The study revealed several concerning trends in the utilization of acute mental health care among youth during the second year of the COVID-19 pandemic.
The second year of the COVID-19 pandemic witnessed significant changes in the utilization of acute mental health care services among youth aged 5 to 17 years. The findings of this cross-sectional study demonstrated a rise in mental health emergency department (ED) visits, psychiatric admissions, length of inpatient psychiatric stay, and prolonged boarding.1
The effect of the COVID-19 pandemic has impacted various aspects of society, including mental health. Understanding how the utilization of acute mental health care services has changed among youth during the pandemic is crucial for effectively directing resources and providing appropriate support.
Lindsay Overhage, MD-PhD candidate, Department of Health Care Policy, Harvard Medical School, and a team of investigators, conducted a recent cross-sectional study that analyzed data to investigate the changes in mental health care utilization among youth aged 5 to 17 years during the second year of the pandemic.
The study utilized national, deidentified commercial health insurance claims of youth mental health ED and hospital care between March 2019 and February 2022. The investigators compared the data from the baseline year (March 2019-February 2020) with the second year of the pandemic (March 2021-February 2022).
Included in the analysis were 4.1 million commercial insurance enrollees, with 17,614 youth having at least 1 mental health ED visit in the baseline year and 16,815 in year 2. Results revealed several concerning trends in the utilization of acute mental health care among youth during the second year of the COVID-19 pandemic.
According to the research, this underscores the urgent need for interventions to address the increasing demand for acute mental health care among youth during the COVID-19 pandemic. The investigators specifically emphasized multiple recommendations:

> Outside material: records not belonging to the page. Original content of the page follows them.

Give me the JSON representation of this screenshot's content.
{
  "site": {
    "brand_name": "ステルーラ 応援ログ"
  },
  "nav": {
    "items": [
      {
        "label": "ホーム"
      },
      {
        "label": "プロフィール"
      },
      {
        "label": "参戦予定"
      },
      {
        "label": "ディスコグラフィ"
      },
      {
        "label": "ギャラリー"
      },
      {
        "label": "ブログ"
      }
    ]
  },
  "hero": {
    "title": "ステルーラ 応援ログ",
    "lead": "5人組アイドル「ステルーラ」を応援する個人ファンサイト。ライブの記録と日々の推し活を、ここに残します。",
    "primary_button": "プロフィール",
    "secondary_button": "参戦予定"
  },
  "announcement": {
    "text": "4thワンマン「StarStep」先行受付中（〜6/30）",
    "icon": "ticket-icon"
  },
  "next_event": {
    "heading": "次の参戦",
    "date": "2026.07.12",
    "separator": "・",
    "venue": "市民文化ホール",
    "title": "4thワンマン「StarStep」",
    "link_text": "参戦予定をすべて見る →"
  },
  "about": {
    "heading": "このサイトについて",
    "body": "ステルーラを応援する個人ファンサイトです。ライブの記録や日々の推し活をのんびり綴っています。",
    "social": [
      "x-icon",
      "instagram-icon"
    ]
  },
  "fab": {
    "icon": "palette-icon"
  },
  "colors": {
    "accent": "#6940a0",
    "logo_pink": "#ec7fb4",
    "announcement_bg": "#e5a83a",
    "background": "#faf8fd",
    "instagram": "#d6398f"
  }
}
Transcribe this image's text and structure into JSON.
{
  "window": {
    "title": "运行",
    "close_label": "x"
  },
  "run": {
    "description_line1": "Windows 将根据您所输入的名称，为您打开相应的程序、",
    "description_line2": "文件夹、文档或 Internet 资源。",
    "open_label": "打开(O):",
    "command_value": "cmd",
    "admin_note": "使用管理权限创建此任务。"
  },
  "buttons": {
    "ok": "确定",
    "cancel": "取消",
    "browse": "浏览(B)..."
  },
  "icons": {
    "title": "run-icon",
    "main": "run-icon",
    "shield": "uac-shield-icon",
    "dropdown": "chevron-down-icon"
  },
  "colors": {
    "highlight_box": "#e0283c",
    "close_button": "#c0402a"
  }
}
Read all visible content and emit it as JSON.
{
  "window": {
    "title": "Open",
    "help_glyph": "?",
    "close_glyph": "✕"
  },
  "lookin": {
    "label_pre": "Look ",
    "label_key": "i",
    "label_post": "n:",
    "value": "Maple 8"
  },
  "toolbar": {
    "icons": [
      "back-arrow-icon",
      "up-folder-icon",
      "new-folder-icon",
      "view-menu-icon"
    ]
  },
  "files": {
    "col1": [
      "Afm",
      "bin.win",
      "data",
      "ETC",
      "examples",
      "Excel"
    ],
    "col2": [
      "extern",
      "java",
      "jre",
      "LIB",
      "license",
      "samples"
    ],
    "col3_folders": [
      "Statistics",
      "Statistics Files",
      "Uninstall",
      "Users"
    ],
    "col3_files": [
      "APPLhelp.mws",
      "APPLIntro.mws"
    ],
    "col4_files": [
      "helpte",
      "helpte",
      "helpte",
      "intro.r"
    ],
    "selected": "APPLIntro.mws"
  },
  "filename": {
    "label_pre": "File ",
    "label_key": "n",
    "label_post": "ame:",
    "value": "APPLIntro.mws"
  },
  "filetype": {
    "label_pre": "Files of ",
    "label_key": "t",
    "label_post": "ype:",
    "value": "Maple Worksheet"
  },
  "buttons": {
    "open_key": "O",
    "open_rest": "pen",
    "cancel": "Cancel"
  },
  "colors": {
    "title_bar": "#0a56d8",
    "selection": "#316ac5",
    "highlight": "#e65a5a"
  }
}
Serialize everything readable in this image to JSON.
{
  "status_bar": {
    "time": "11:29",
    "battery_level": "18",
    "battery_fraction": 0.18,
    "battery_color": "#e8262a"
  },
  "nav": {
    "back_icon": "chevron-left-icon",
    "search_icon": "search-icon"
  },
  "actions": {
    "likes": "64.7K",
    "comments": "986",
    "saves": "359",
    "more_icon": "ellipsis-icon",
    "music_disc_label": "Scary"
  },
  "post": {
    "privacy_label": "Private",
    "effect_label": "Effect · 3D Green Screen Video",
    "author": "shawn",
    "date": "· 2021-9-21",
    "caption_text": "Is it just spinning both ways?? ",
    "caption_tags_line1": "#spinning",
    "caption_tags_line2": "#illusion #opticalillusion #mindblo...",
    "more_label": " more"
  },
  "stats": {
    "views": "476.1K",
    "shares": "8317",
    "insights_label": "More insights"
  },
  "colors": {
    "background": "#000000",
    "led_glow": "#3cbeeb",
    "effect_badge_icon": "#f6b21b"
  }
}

To address these concerning trends, interventions focused on expanding inpatient child psychiatry capacity and reducing strain on the acute mental health care system are imperative, the team wrote.